The informal birth of the financial planning profession took place nearly 50 years ago, when 13 businessmen gathered in a Chicago hotel room to discuss a better way to help people manage their financial lives. The idea behind the meeting was to make consulting, rather than salesmanship, the primary driver of the industry. This was a revolutionary idea at the time, as really the only “solution” available to investors were stock brokers or insurance agents who focused on commission producing transactions rather than unbiased advice.
"More than half of Americans are currently not invested in the stock market and of those non-investors, 21% said it was because they don't trust brokers or financial advisors."
As a Certified Financial Planner, seeing survey results like these is certainly discouraging. The fact that almost a quarter of respondents cited lack of trust as a reason for why they aren't investing is quite alarming. Of course, this isn't the first time trust has been called into question when it comes to brokers and financial advisors. Recently, in another eye-opening survey, we learned that more people trust Uber drivers than brokers/financial advisors. No offense to Uber drivers (good experience personally), but the fact that we're comparing random strangers who show up at the push of a smart phone button for a ride around town to financial advisors tells us plenty about the general perception of the financial services industry.
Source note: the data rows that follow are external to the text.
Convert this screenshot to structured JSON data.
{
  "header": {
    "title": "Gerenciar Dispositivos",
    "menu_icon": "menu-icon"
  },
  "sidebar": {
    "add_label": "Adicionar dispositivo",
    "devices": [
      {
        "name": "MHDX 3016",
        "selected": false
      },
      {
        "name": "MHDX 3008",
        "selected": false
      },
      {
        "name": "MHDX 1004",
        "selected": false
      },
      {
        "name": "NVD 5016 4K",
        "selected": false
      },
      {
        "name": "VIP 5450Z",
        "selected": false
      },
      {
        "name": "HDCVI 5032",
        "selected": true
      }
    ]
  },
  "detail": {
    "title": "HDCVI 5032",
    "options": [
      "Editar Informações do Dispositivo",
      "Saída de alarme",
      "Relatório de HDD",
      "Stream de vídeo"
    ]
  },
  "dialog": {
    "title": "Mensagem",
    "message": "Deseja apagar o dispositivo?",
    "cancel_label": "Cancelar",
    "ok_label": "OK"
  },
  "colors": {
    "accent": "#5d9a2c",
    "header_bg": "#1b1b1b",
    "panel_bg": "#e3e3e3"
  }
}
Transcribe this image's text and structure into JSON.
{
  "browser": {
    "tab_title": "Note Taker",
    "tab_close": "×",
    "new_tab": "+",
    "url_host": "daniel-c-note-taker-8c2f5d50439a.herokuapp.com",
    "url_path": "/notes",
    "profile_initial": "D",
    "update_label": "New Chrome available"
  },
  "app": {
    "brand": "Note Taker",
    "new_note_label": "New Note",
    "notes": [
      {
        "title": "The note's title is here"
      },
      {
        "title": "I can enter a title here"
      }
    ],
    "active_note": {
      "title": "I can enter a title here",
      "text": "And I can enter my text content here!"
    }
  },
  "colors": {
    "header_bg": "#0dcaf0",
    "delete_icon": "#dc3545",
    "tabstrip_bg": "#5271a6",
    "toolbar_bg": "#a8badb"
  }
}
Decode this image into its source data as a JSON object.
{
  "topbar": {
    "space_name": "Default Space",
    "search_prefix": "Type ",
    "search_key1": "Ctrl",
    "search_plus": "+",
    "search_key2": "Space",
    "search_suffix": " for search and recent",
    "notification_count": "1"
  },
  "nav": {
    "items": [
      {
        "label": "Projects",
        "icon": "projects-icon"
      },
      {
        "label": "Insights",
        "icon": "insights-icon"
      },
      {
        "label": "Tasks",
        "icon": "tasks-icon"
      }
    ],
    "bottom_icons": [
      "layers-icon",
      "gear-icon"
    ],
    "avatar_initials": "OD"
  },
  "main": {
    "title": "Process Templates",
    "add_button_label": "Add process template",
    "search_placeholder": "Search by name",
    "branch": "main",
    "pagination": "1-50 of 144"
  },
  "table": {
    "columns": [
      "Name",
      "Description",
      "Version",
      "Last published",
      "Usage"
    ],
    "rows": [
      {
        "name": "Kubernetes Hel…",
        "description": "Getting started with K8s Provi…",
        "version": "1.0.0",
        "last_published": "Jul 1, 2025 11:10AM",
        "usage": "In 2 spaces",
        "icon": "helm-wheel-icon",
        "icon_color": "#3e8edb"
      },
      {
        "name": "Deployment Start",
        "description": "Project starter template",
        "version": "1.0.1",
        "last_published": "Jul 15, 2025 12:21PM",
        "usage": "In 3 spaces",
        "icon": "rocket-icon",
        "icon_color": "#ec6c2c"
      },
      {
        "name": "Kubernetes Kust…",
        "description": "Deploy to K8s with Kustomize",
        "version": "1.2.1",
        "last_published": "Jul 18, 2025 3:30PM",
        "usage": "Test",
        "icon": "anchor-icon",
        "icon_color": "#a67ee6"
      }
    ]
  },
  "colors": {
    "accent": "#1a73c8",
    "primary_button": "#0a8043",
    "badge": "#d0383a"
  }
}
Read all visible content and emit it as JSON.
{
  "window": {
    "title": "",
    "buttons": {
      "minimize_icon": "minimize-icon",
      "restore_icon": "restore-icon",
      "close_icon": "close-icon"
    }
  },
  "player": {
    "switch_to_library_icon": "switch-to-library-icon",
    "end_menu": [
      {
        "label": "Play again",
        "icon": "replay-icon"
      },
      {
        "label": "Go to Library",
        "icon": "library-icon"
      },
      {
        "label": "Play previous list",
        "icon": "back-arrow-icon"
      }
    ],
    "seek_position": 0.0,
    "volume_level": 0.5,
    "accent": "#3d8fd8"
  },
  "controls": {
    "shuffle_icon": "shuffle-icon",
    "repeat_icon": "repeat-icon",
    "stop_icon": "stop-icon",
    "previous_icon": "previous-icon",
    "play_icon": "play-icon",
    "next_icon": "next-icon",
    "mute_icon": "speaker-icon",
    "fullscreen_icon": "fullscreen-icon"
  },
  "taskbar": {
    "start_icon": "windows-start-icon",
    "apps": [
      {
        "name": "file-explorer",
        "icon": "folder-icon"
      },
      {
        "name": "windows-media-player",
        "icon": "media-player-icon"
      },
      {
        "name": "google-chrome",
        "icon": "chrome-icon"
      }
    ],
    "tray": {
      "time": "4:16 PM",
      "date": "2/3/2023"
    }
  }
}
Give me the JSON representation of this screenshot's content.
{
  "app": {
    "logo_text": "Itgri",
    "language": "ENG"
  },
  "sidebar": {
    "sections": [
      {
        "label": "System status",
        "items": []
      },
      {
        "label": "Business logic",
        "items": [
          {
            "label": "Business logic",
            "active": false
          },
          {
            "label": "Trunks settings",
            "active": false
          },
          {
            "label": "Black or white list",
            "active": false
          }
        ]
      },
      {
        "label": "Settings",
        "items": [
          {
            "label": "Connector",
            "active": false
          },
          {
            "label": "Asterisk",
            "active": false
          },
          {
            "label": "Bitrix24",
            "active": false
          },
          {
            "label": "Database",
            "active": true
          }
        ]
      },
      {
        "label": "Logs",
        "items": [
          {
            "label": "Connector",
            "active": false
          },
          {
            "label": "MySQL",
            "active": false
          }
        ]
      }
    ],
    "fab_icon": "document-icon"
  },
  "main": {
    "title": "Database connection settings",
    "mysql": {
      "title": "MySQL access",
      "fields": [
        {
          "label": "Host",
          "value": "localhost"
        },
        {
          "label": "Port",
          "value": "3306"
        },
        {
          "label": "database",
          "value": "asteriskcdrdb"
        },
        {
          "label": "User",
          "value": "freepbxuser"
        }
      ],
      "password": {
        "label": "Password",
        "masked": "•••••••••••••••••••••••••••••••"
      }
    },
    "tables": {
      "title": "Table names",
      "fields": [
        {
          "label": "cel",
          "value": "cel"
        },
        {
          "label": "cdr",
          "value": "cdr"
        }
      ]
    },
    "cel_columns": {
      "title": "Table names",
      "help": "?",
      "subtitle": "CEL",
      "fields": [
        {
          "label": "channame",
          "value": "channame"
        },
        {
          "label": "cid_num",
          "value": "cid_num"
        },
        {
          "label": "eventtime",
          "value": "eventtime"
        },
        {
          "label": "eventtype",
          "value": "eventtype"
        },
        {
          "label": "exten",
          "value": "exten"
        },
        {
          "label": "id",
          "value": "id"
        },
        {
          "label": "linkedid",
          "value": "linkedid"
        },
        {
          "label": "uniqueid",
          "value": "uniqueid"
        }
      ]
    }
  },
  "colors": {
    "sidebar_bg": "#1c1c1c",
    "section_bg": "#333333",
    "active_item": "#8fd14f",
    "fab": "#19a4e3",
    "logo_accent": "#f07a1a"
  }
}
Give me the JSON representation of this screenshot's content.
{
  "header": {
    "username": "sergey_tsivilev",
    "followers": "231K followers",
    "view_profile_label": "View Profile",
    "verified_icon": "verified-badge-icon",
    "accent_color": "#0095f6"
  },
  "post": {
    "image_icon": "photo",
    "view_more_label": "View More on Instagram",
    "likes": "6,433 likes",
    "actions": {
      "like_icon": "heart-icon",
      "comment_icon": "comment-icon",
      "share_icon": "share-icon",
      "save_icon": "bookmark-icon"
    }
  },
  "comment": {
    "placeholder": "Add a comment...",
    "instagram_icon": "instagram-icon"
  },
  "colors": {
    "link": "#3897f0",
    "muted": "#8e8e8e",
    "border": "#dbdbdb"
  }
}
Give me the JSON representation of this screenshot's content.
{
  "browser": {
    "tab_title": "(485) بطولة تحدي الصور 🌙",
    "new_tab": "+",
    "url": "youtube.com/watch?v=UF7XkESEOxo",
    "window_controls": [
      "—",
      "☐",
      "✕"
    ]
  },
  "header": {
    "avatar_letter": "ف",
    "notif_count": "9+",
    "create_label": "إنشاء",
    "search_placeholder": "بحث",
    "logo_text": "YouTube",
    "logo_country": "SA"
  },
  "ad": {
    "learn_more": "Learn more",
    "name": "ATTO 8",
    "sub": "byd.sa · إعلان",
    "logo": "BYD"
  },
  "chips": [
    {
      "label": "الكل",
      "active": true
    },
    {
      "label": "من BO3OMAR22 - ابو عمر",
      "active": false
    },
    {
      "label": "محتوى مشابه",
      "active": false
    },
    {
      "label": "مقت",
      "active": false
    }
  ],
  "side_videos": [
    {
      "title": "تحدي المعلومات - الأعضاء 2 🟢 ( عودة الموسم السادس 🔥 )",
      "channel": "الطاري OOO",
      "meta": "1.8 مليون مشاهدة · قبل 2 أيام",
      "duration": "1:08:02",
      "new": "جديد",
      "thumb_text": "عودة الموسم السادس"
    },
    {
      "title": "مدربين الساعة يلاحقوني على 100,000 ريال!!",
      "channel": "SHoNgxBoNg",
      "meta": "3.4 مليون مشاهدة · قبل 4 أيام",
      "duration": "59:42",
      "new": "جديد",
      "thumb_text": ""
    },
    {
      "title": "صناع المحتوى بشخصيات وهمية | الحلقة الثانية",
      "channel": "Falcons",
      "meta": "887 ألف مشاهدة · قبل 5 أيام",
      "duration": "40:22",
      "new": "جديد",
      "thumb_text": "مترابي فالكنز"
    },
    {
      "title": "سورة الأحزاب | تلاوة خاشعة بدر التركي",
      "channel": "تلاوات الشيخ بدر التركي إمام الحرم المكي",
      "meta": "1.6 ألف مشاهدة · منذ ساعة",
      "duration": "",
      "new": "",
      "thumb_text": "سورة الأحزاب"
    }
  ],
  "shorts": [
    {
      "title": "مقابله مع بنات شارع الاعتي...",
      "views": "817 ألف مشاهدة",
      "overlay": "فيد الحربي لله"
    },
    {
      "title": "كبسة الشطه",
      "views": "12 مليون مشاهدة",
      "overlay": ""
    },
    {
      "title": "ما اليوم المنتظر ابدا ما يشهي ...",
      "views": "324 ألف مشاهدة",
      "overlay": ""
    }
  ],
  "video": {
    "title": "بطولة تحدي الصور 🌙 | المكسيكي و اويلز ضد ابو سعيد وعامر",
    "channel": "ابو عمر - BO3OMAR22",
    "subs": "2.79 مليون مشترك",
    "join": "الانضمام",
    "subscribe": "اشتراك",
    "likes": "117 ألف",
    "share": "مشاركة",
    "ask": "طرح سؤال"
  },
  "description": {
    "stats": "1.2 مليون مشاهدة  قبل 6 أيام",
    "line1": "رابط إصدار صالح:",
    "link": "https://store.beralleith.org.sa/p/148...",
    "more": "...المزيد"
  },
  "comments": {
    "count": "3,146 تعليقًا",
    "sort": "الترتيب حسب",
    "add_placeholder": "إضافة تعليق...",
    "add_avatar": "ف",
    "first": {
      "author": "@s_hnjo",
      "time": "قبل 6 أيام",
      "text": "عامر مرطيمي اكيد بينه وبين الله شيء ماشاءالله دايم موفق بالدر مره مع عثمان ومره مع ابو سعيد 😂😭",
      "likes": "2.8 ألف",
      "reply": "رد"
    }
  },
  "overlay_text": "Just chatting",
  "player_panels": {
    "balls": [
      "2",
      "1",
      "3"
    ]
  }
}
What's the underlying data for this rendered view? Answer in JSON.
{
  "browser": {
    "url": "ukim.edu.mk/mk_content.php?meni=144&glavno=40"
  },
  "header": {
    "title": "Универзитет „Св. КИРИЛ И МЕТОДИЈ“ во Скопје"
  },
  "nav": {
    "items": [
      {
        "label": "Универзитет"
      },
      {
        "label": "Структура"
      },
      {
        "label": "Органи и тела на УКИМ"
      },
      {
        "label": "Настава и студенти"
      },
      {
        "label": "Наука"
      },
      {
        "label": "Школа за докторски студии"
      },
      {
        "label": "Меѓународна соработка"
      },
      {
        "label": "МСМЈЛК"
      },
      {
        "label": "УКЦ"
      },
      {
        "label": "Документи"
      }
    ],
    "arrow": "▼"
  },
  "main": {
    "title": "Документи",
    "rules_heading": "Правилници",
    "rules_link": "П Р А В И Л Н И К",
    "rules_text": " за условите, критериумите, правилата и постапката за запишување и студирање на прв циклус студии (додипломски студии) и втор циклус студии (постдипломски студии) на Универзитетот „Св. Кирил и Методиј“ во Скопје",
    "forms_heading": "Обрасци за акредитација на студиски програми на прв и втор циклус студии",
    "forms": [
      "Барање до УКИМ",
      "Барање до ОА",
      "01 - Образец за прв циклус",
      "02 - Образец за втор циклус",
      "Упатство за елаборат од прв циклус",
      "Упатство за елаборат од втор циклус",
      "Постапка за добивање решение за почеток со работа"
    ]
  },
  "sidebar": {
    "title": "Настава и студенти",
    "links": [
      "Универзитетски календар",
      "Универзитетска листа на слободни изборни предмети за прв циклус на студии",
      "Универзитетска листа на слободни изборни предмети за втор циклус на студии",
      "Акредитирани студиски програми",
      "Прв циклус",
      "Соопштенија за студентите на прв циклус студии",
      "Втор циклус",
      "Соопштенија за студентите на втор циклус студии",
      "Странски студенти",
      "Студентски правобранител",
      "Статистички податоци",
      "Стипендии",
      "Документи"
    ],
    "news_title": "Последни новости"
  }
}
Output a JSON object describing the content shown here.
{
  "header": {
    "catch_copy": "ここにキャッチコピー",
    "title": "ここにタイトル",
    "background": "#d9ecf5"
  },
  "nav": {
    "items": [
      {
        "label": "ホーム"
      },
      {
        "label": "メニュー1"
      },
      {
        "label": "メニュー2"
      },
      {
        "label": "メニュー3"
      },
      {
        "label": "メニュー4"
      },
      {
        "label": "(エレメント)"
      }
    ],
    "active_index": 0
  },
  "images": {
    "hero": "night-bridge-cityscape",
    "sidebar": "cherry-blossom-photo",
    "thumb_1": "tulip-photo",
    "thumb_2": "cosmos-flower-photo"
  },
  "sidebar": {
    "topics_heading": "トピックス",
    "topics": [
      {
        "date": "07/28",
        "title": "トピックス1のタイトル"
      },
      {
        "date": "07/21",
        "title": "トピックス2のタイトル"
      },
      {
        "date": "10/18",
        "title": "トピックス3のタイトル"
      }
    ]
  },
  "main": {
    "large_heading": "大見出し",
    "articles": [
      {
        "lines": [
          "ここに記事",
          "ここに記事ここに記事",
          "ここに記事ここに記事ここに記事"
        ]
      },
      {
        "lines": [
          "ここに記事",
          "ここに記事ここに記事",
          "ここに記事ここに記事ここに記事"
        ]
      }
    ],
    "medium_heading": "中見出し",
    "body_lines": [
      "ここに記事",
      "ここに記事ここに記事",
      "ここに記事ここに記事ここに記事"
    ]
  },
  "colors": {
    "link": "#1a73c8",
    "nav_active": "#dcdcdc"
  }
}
So what is an investor looking for professional financial advice to do? In short, simply asking "Do you have my best interests in mind?" is a great place to start. Congress is currently debating whether to require financial advisors put client's needs before their own. Yep, you read that right. At the moment, that doesn't necessarily have to be the case.
When is your financial advisor obligated to act solely in your best interest? If you think the answer is “always”, you could be in for an unpleasant surprise. For years there has been something of a backyard brawl between competing factions within the financial service industry. Now the President is weighing in.
Last week the White House issued a scathing press release taking Wall Street brokers to task for systematically feathering their own nests at the expense of the nation’s middle and working class investors. In reality it’s undoubtedly a very small percentage of bad actors that perpetrate these financial smash and grab jobs, but this unseemly behavior happens with enough regularity to give the majority of honest practitioners a faint whiff of suspicion in the eyes of the investing public. Ironically, the fix is easy.
According to the President’s Council of Economic Advisors, research shows that backdoor payments, improper steering of retirement savings towards high cost mutual funds, and other similar forms of conflicted advice cost Americans an estimated $17 billion each and every year. And that’s just in IRAs. While the assumptions that underpin the President’s estimate of damages seem a bit overstated, the conclusion is inescapable: Investors are served best when everyone rendering financial advice is held to a fiduciary standard.
Let’s start with something we’d all like to believe is true. Everyone of us is spectacularly unique and unduplicated: we lie side by side on an infinite plain covered with billions of our fellow special snowflakes stretched as far as the eye can see. No two alike. Not now, not before, not after, not ever. At least that’s what my Mom always told me. In so many words, I’m sure yours did too.
Unfortunately, a mindset that reflexively emphasizes the unique ahead of shared attributes all too often presents an obstacle to effective financial planning. Sure we’re all different, but that doesn’t mean using a standardized approach to launch the financial planning process automatically strips us of our individuality or that every financial plan is destined to pretty much look the same.
Nothing could be further from the truth.
To arrive at a place where every financial plan is imbued with its own unique crystalline pattern, a bit of counterintuitive thinking is required at the onset. Instead of concentrating on the uniqueness of each individual snowflake, let’s simply start by concentrating on the properties of snow while acknowledging the job is simply to clear a path from Point A to Point B. Practically speaking, the professional practitioner should always first go through a standardized checklist that identifies gaps and informs choices on how best to reach the objective.
Just prior to the start of the 1983 season, legendary college football coach Bo Schembechler famously told his players from the University of Michigan that no man, regardless of his skill or physical abilities, was more important than the team. That no coach, was more important than the team. He asked them to consider what effect things they did in preparation for the game would have on the team. And he told them that if they believed in each other and were willing to surrender something of themselves, the team would accomplish something much greater as a unit than they could ever hope to achieve on their own. Pretty heady stuff for a bunch of 19, 20, and 21 year old college athletes. I thought so too even though I heard it on the radio just like everyone else. Still, when Bo gave that impassioned speech 31 years ago, it was just 2 days past my 24th birthday…and it left a mark.